THE DATA below:

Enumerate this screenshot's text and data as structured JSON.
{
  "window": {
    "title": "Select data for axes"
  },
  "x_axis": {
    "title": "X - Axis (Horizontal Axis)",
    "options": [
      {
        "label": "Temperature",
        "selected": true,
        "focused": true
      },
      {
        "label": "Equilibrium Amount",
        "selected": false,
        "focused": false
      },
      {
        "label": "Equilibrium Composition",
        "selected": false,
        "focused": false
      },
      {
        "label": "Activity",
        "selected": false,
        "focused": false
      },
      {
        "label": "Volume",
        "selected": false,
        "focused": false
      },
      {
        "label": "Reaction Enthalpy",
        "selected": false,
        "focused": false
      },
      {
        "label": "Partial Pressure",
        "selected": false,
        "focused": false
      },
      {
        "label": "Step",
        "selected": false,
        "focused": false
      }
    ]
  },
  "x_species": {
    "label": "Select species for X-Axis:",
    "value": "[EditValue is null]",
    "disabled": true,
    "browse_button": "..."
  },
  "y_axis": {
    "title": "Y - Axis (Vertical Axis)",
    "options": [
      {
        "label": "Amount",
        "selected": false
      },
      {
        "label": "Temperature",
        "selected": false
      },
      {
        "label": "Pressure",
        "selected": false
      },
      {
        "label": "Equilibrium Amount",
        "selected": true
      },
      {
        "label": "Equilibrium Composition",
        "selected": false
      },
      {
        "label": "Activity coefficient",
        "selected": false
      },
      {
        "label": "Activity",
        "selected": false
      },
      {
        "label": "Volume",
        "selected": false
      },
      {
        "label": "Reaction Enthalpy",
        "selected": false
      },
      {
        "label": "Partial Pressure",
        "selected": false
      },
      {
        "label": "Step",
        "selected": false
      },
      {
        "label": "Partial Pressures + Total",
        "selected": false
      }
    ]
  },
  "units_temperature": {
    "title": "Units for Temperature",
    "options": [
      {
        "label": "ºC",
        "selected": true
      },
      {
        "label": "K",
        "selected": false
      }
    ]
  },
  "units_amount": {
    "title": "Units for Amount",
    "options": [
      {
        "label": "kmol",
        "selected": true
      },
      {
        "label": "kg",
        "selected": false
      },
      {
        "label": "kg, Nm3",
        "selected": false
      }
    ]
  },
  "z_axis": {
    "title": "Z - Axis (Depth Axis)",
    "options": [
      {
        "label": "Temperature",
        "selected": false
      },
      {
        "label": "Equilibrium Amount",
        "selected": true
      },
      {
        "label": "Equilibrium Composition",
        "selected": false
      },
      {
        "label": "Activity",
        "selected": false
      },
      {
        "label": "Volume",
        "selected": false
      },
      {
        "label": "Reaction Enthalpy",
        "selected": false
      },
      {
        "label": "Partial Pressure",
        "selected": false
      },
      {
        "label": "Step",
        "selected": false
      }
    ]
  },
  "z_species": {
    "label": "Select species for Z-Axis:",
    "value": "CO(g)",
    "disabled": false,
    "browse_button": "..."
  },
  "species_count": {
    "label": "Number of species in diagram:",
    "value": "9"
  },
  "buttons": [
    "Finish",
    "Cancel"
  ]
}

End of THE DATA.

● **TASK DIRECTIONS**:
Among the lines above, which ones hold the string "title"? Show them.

● **WORKED SOLUTION**:
    "title": "Select data for axes"
    "title": "X - Axis (Horizontal Axis)",
    "title": "Y - Axis (Vertical Axis)",
    "title": "Units for Temperature",
    "title": "Units for Amount",
    "title": "Z - Axis (Depth Axis)",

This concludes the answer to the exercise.